### MATERIAL PROVIDED

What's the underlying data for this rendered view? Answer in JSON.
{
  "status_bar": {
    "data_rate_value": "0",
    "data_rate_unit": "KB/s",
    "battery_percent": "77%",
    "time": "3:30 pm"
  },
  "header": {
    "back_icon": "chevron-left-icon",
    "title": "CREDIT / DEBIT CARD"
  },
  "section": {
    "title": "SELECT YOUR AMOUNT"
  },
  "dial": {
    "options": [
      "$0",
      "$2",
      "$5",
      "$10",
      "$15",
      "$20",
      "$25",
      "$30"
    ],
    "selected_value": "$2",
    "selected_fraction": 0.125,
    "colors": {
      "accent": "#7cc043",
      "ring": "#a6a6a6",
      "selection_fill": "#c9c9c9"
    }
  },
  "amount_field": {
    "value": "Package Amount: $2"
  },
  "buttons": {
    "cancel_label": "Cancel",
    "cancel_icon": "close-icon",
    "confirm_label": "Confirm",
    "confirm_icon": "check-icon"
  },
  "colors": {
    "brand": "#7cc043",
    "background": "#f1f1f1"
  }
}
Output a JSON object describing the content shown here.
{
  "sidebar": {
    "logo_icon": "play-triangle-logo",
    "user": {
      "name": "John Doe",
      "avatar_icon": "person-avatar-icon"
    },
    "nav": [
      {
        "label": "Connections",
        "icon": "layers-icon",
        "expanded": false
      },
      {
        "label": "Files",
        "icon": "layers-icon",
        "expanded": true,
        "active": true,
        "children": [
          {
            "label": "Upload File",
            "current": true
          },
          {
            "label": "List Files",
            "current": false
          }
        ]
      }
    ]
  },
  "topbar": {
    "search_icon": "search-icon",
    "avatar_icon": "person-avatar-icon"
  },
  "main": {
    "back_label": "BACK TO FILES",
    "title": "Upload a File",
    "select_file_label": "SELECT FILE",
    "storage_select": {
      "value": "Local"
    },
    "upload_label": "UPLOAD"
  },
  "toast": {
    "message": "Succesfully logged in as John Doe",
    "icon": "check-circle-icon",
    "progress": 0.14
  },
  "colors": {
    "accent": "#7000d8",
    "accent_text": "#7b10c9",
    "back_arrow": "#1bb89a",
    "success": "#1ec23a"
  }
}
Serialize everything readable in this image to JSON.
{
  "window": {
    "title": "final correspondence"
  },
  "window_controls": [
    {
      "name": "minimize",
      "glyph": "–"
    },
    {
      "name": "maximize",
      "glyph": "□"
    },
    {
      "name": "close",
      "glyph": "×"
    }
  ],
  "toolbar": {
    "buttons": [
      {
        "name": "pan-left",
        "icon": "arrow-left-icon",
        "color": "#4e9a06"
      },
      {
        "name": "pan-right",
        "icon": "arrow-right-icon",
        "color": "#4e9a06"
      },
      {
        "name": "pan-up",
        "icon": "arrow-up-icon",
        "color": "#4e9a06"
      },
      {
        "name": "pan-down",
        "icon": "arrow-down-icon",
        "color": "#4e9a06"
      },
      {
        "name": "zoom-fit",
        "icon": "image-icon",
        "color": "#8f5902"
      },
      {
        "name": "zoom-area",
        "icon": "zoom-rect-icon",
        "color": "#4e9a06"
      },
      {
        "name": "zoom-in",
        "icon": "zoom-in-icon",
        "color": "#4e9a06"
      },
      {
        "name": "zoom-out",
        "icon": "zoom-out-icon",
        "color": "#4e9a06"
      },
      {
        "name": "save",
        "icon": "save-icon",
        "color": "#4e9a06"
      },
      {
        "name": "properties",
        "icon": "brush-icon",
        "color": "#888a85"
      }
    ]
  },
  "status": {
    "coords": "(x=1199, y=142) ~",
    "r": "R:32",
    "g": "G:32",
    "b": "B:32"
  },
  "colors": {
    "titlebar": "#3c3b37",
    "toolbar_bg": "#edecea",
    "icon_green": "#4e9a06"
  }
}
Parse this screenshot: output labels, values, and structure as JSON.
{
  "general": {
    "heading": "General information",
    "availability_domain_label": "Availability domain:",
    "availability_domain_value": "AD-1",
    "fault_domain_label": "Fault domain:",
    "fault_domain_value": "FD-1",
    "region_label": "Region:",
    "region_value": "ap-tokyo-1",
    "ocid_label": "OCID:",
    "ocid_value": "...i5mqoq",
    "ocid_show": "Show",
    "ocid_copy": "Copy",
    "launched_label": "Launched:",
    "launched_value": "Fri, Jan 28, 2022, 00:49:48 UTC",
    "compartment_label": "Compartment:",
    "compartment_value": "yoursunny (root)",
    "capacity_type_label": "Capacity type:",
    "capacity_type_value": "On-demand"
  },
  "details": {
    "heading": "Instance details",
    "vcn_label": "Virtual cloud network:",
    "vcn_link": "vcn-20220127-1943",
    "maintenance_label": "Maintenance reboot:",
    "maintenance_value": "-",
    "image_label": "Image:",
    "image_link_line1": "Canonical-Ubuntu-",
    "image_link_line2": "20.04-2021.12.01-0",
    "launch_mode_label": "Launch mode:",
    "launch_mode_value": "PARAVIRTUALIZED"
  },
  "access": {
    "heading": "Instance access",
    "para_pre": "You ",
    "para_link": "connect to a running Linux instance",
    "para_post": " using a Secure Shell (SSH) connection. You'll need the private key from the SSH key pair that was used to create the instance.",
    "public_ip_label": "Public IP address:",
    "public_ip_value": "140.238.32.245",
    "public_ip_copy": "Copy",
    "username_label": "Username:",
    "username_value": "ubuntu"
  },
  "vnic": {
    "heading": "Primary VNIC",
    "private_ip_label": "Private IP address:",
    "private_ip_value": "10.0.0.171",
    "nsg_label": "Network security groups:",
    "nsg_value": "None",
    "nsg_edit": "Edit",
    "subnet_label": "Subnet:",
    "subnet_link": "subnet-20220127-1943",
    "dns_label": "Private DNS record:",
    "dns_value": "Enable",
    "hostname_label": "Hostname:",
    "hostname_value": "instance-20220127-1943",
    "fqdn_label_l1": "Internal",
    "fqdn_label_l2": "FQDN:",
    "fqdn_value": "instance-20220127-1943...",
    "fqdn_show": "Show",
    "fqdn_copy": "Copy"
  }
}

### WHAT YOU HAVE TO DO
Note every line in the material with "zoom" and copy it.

### YOUR RESPONSE
        "name": "zoom-fit",
        "name": "zoom-area",
        "icon": "zoom-rect-icon",
        "name": "zoom-in",
        "icon": "zoom-in-icon",
        "name": "zoom-out",
        "icon": "zoom-out-icon",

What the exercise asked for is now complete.